I waited by the rails to see Choc ride back along the all-weather strip, before returning to the Parade Ring, from where I could see Choc unsaddle in the auxiliary paddock. Unfortunately he didn’t have time to sign autographs when he’d finished speaking to connections, as he was running late for the 7th and final race of the day.
Choc’s ride in the final race was King’s Revenge, who was wearing blinkers as usual. It was a Handicap Hurdle over a distance of approximately 2 miles and 1 furlong, with 15 runners. Charlie Huxley had again retained the ride aboard Awesome George, who is a bonny little horse and was on his toes as he walked around the Parade Ring.
Again once Choc had reached the course, he headed off down the all-weather track at the side of the home straight. There was some confusion when the horses were lining up for the start, as it was suddenly realised that the Starting Official hadn’t yet climbed the steps, so they had to line up all over again.
Once they were off, Choc took an outside line, with Awesome George following close behind him. Jazz Musician flattened an early flight, almost coming to grief. Down the back straight King’s Revenge travelled in 3rd place. Spear Thistle made a bad mistake, as did Laustra Bad at the next. Presenting Copper was leading the field. At the end of the back straight King’s Revenge began to lose his pitch. Awesome George was still well in touch. Freeloader ridden by Denis O’Regan, fell at the second last. The horse must have been injured as despite getting up and attempting to follow the field, he hobbled to a standstill. Green screens were later erected around the horse.
Awesome George was in 3rd place as he entered the straight and jumped the last flight alongside Presenting Copper. He got his head in front but Richard Johnson drove his very game mare out to win. King’s Revenge, having weakened some distance out, completed in 13th position.
I remained beside the course-side railings for Choc to ride back along the all-weather track, he was chatting to Seamus Durack as he passed. I walked back to the Parade Ring, mainly to see Choc return as opposed to watching the winner and placed horses enter the Winners’ Enclosure, and noticed that Choc did spend time signing autographs for his fans once he’d unsaddled his mount, it being the final race of the day and him now having plenty of time to do so.

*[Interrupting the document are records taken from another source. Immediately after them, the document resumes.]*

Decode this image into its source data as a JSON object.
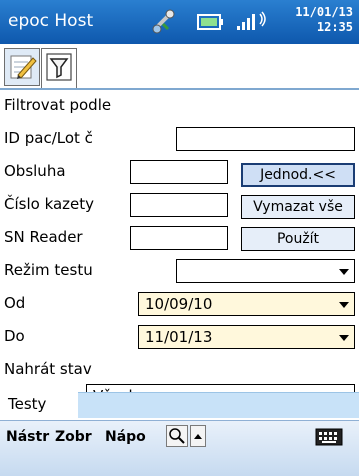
{
  "titlebar": {
    "app_title": "epoc Host",
    "date": "11/01/13",
    "time": "12:35",
    "icons": [
      "sync-icon",
      "battery-icon",
      "signal-icon"
    ]
  },
  "tabs": [
    {
      "name": "edit-tab",
      "icon": "notepad-pencil-icon",
      "active": false
    },
    {
      "name": "filter-tab",
      "icon": "funnel-filter-icon",
      "active": true
    }
  ],
  "form": {
    "heading": "Filtrovat podle",
    "id_label": "ID pac/Lot č",
    "operator_label": "Obsluha",
    "cartridge_label": "Číslo kazety",
    "reader_label": "SN Reader",
    "test_mode_label": "Režim testu",
    "from_label": "Od",
    "from_value": "10/09/10",
    "to_label": "Do",
    "to_value": "11/01/13",
    "upload_label": "Nahrát stav",
    "upload_value": "Všechny",
    "tests_label": "Testy"
  },
  "buttons": {
    "simple": "Jednod.<<",
    "clear_all": "Vymazat vše",
    "apply": "Použít"
  },
  "menubar": {
    "tools": "Nástr",
    "view": "Zobr",
    "help": "Nápo"
  },
  "colors": {
    "titlebar": "#1565c0",
    "date_field_bg": "#fff8dc",
    "button_bg": "#e6eef9",
    "tests_bg": "#c8e2f8"
  }
}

Once Choc had disappeared inside the Weighing Room I knew it was time to set off for home. However, having walked back to collect my car, I discovered a long queue of traffic waiting to exit the course. I removed my coat, gillet and fleece, and also changed out of my very dirty shoes. I decided to make myself at home, so I almost finished my thermos of black coffee, ate some more pretzels and a Snickers bar. It was fairly cold inside the vehicle, so I decided to put my fleece back on, but still waited until the end of the queue was in sight before starting my drive home. It was 17:30. As I drove out, horses destined for the sale were being paraded up and down beside the stable area.
I turned left out of the entrance, and the road was clear until shortly before the mini-roundabout, where I turned right, then a left, all this time still in a queue of traffic. I was queuing all the way to the traffic lights where I turned left onto the A40. I was again held up through Charlton Kings, but once the road had cleared ahead of me, the journey home was very good. I decided to retrace my route around Oxford, and back via the M40 and M25 to Hertfordshire, arriving home at 08:00.
I cleaned my shoes, charged my camera battery, wrote my blog and watched The Morning Line and Choc’s interview with Alistair Down before turning in for the night.